“There are business models across different income levels,” said Alex Schwartz, a professor of public and urban policy at the New School. “It is very possible to make money, and make a good living, renting out low-income housing.”
That’s partly because there is an affordable housing crunch in Dallas and cities around the country.
Take the Housing Choice Voucher Program. According to a county official, the county’s waiting list for the program has more than 10,000 people.
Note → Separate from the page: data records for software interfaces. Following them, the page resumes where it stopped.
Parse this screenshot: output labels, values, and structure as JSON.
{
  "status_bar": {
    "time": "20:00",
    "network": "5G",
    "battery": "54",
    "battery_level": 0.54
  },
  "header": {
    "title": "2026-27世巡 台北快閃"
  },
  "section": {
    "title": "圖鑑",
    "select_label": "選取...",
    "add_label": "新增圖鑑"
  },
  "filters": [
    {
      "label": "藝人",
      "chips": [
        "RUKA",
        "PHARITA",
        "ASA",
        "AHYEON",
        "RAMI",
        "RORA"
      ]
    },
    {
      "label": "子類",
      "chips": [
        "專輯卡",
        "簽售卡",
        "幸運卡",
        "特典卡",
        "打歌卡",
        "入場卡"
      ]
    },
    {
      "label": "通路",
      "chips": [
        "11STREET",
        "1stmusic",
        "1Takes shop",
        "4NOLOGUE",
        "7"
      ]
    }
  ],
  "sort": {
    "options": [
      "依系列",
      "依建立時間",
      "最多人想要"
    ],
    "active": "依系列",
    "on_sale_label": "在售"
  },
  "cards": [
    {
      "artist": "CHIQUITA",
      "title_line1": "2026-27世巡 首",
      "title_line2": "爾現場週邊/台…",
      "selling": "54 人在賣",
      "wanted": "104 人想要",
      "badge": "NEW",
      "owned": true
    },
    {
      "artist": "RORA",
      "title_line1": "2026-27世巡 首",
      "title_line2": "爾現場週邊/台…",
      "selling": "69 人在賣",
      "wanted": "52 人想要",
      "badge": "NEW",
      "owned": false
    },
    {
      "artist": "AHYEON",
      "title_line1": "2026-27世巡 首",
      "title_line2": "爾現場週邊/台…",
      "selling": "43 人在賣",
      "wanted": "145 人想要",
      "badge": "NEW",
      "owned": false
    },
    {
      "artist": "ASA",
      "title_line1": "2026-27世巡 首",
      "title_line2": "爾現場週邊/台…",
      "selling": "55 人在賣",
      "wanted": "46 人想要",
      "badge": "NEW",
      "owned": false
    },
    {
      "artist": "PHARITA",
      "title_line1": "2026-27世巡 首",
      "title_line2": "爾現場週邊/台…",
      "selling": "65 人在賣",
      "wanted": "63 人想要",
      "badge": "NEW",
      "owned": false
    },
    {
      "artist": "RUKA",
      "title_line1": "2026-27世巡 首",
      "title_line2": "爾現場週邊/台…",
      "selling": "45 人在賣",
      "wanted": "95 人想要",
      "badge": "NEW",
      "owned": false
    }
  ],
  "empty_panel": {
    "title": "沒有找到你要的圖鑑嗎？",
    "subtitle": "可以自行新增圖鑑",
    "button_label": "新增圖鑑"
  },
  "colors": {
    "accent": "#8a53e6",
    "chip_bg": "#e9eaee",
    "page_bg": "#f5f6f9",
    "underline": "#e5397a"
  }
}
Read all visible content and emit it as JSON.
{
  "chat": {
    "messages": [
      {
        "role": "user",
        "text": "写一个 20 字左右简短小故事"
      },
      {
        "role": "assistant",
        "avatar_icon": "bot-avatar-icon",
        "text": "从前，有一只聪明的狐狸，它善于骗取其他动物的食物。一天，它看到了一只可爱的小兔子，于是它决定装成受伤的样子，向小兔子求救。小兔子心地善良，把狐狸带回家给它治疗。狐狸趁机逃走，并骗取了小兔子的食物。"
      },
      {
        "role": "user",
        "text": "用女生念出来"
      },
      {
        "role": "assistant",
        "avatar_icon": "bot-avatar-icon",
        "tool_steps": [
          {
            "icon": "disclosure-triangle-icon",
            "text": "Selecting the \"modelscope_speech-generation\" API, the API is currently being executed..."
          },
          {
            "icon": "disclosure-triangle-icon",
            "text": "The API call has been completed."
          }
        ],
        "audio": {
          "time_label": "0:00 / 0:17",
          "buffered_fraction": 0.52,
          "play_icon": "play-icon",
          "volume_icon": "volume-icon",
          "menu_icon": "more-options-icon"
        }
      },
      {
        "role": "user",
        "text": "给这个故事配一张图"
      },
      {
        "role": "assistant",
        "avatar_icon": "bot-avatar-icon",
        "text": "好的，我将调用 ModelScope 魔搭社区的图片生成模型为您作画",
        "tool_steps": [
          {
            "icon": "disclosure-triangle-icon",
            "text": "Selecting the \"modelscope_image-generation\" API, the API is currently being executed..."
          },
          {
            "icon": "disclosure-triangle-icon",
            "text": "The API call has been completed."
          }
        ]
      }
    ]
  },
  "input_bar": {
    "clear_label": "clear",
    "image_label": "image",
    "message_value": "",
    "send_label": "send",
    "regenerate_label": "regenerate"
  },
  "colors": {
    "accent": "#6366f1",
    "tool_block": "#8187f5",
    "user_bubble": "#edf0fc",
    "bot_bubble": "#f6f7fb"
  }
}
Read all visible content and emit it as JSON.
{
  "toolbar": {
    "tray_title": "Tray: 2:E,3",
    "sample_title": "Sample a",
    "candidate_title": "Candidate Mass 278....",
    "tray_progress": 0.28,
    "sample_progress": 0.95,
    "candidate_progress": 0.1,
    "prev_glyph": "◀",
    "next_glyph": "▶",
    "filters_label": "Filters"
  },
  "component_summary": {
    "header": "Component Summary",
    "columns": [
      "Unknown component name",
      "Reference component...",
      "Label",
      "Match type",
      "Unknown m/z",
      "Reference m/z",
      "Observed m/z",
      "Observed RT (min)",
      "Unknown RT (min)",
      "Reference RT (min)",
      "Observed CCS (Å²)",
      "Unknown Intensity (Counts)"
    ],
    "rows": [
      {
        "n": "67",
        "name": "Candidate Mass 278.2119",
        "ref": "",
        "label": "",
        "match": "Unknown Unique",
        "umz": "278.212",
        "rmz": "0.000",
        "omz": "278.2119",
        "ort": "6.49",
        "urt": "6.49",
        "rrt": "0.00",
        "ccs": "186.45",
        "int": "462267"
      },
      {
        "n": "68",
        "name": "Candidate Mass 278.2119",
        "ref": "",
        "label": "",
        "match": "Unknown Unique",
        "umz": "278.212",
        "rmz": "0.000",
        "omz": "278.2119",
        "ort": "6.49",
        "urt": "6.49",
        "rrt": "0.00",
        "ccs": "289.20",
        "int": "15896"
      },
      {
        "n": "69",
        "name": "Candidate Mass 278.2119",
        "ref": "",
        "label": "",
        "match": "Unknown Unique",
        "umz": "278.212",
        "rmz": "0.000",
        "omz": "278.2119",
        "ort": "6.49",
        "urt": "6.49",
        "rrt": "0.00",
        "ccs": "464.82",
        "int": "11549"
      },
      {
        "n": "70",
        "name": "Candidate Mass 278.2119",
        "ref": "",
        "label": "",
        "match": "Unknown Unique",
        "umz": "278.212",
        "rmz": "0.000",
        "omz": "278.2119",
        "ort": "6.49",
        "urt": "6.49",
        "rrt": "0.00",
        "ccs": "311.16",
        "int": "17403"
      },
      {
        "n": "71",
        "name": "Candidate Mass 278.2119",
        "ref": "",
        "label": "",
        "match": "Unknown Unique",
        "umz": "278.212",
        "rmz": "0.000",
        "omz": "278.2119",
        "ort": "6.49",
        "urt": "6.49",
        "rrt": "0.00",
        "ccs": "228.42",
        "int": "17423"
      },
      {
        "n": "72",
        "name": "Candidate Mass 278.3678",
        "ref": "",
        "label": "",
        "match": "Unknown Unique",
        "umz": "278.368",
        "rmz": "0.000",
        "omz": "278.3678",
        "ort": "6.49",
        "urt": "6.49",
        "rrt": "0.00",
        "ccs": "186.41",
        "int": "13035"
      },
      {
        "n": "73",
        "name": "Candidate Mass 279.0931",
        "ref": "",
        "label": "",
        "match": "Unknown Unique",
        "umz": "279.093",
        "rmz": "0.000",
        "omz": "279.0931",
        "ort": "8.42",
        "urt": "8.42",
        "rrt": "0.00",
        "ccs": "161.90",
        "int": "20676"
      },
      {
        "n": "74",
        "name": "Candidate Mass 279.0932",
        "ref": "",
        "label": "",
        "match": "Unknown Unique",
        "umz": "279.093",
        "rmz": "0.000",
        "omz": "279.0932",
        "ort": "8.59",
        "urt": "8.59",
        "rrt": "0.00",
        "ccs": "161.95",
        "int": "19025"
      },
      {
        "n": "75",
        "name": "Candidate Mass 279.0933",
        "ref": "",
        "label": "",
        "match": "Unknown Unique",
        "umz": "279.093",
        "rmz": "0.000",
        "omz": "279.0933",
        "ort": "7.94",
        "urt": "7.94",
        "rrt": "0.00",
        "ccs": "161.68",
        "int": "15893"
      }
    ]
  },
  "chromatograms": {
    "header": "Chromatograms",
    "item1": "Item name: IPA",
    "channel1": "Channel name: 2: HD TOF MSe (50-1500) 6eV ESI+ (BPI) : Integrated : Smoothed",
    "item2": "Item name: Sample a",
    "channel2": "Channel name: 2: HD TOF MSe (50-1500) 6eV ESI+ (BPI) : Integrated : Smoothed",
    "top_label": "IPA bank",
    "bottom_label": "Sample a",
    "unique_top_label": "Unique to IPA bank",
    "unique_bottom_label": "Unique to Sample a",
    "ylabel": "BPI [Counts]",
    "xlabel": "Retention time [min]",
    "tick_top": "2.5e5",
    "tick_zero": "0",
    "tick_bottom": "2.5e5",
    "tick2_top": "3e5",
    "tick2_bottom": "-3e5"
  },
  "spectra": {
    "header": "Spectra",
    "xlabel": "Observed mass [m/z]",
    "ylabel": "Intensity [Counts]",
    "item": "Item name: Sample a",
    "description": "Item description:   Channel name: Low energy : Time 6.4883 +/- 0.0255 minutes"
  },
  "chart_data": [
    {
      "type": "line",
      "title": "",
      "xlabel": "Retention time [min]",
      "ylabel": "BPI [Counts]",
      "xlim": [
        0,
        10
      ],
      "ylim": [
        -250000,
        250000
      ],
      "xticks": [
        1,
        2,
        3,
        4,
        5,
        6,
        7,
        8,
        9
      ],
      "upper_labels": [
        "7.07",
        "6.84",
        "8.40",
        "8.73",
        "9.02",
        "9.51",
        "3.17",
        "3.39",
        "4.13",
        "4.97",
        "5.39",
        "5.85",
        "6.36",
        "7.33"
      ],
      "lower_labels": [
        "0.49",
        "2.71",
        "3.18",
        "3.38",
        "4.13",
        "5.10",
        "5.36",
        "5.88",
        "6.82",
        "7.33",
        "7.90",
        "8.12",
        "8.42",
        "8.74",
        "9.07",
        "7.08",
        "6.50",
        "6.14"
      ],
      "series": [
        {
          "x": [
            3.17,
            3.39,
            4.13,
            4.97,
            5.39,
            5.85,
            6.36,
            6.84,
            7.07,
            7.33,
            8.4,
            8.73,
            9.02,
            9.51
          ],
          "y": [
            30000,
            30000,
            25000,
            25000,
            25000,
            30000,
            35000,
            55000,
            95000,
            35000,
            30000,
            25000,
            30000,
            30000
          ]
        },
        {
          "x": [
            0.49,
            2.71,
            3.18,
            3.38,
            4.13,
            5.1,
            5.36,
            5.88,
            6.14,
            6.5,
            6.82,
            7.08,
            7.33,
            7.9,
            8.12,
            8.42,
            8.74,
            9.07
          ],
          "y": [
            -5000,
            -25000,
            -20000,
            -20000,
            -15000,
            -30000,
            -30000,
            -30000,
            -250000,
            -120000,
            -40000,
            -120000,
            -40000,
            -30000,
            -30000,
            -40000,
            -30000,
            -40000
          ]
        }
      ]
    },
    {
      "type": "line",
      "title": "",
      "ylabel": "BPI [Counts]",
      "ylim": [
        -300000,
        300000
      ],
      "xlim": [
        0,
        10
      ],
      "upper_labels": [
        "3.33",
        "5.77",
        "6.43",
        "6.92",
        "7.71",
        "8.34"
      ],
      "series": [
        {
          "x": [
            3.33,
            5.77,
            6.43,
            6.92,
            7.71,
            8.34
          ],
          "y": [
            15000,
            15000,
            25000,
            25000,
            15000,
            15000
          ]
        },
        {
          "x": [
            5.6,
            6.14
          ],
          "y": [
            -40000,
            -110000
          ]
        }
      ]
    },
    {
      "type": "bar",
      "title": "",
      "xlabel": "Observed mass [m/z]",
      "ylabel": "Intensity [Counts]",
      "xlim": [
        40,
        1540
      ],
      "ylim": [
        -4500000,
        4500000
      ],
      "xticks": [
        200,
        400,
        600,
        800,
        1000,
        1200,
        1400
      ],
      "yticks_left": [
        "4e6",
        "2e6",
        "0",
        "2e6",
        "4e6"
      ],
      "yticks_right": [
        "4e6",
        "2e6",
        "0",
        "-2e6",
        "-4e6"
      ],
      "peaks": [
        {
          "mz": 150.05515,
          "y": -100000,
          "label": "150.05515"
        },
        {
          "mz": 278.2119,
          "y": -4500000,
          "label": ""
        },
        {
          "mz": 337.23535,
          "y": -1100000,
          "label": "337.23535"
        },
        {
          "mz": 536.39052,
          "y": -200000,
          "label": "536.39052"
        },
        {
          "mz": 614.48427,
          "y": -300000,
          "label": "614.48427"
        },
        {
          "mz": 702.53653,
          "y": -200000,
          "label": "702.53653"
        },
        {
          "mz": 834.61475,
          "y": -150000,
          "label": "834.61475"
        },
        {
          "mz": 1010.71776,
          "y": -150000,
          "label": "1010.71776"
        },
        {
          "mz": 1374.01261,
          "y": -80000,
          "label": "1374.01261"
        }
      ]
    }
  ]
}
The list is currently closed to new applicants.
“There’s such a demand for housing at a certain lower rent price point … there’s just not a reason to put in a bunch of upgrades and improvements to the property,” said Heather Way, a professor at the University of Texas School of Law. “They don’t have the economic incentive to, unless the government says, 'Okay, you have to meet these standards.'”
Way said Dallas historically has been more willing than other Texas cities to sue landlords over apartment conditions.
If the temporary agreement in the Nuran case doesn’t work, the city “will evaluate its options,” said Emily Worland, a lawyer in the city attorney’s office. A trial date is on the court’s docket in 2023.
“Failure to comply with an order of the court could result in a finding of contempt. Additionally, there are several state statutes which authorize the appointment of a receiver,” she said in response to emailed questions.
The city can request a receiver be appointed by a judge.
Dennis Roossien, a Dallas attorney who has worked as a receiver for a wide array of apartment buildings, said a judge gives a receiver general direction. Usually, the judge instructs the receiver to operate the buildings “lawfully and profitably.” The receiver then provides the judge with an independent assessment of the facts on the ground: Can repairs be made using the complex’s current cash flow, or is a loan necessary?
"I first establish how much cash flow there is,” Roossien said. “Then based upon that cash flow, I can usually borrow money in a way that you can still pay that money back and still make a profit.”
The legal back-and-forth between the city and a landlord can last a couple of years before the city asks for a receiver, he said. It’s always preferable for landlords to make fixes on their own, Roossien said. But he's glad that in the past, the city of Dallas has been willing to use the tool of receivership if that doesn’t happen.
“Tenants deserve better,” Roossien said.
View the court documents:
This story is part of a series that examines housing and health issues confronting refugees and other low-income residents. Support to KERA's Government Accountability initiative, and the One Crisis Away project — funded by the Communities Foundation and Texas Women's Foundation — helped make this series possible.
Got a tip? Email Bret Jaspers at email@example.com. You can follow Bret on Twitter @bretjaspers.
KERA News is made possible through the generosity of our members. If you find this reporting valuable, consider making a tax-deductible gift today. Thank you.